### [DATASET EXCERPTS]
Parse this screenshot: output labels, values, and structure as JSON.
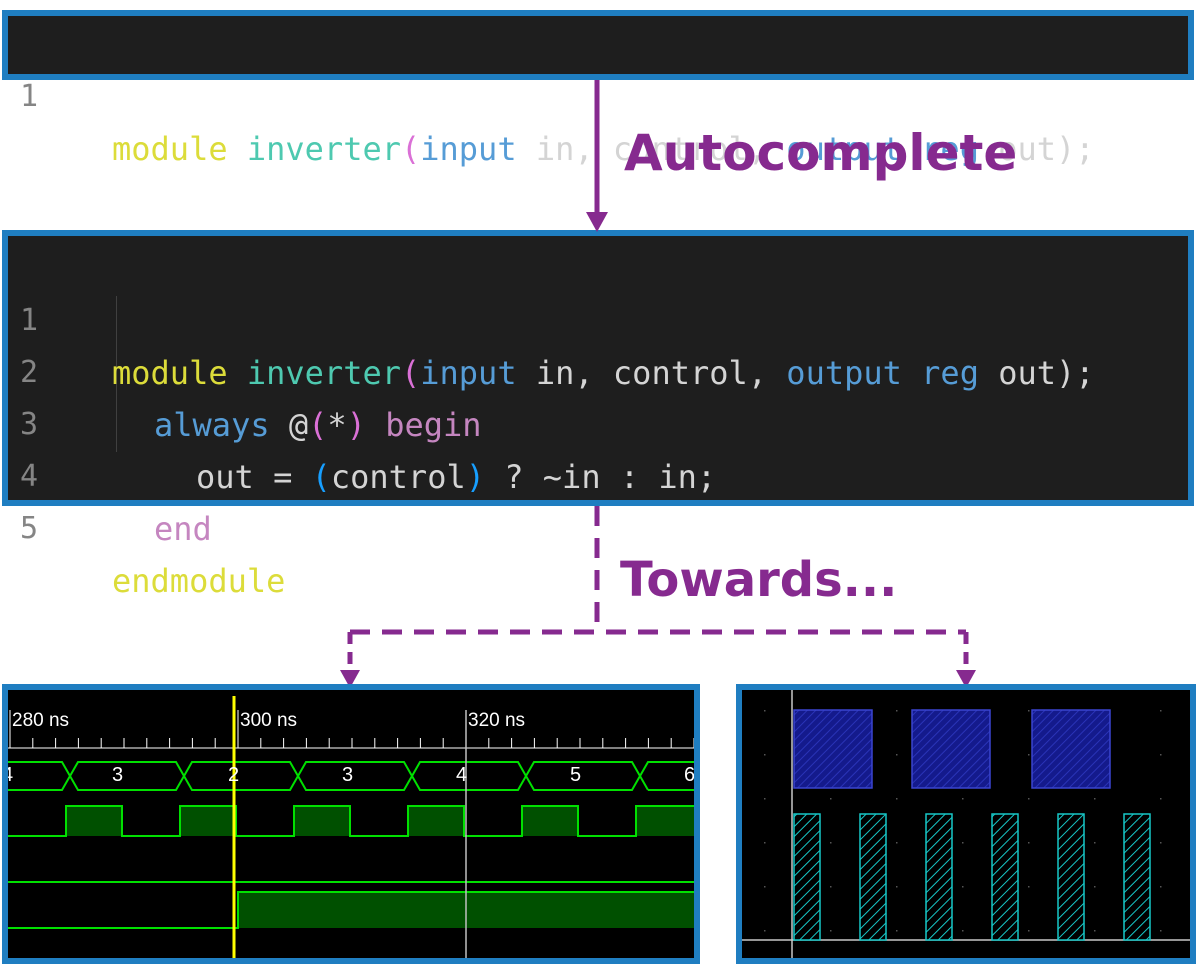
{
  "top_code": {
    "line_number": "1",
    "tokens": [
      "module",
      " ",
      "inverter",
      "(",
      "input",
      " in, control, ",
      "output",
      " ",
      "reg",
      " out);"
    ]
  },
  "autocomplete_label": "Autocomplete",
  "bottom_code": {
    "lines": [
      {
        "n": "1",
        "tokens": [
          "module",
          " ",
          "inverter",
          "(",
          "input",
          " in, control, ",
          "output",
          " ",
          "reg",
          " out);"
        ]
      },
      {
        "n": "2",
        "tokens": [
          "always",
          " @",
          "(",
          "*",
          ")",
          " ",
          "begin"
        ]
      },
      {
        "n": "3",
        "tokens": [
          "out = ",
          "(",
          "control",
          ")",
          " ? ~in : in;"
        ]
      },
      {
        "n": "4",
        "tokens": [
          "end"
        ]
      },
      {
        "n": "5",
        "tokens": [
          "endmodule"
        ]
      }
    ]
  },
  "towards_label": "Towards...",
  "waveform": {
    "time_labels": [
      "280 ns",
      "300 ns",
      "320 ns"
    ],
    "bus_values": [
      "4",
      "3",
      "2",
      "3",
      "4",
      "5",
      "6"
    ],
    "signal_color": "#00e000",
    "cursor_color": "#ffff00"
  },
  "colors": {
    "panel_border": "#1f7ec1",
    "label_purple": "#862a8f",
    "code_bg": "#1e1e1e"
  }
}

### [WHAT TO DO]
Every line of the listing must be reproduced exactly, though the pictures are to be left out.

### [ANSWER SECTION]
Parse this screenshot: output labels, values, and structure as JSON.
{
  "top_code": {
    "line_number": "1",
    "tokens": [
      "module",
      " ",
      "inverter",
      "(",
      "input",
      " in, control, ",
      "output",
      " ",
      "reg",
      " out);"
    ]
  },
  "autocomplete_label": "Autocomplete",
  "bottom_code": {
    "lines": [
      {
        "n": "1",
        "tokens": [
          "module",
          " ",
          "inverter",
          "(",
          "input",
          " in, control, ",
          "output",
          " ",
          "reg",
          " out);"
        ]
      },
      {
        "n": "2",
        "tokens": [
          "always",
          " @",
          "(",
          "*",
          ")",
          " ",
          "begin"
        ]
      },
      {
        "n": "3",
        "tokens": [
          "out = ",
          "(",
          "control",
          ")",
          " ? ~in : in;"
        ]
      },
      {
        "n": "4",
        "tokens": [
          "end"
        ]
      },
      {
        "n": "5",
        "tokens": [
          "endmodule"
        ]
      }
    ]
  },
  "towards_label": "Towards...",
  "waveform": {
    "time_labels": [
      "280 ns",
      "300 ns",
      "320 ns"
    ],
    "bus_values": [
      "4",
      "3",
      "2",
      "3",
      "4",
      "5",
      "6"
    ],
    "signal_color": "#00e000",
    "cursor_color": "#ffff00"
  },
  "colors": {
    "panel_border": "#1f7ec1",
    "label_purple": "#862a8f",
    "code_bg": "#1e1e1e"
  }
}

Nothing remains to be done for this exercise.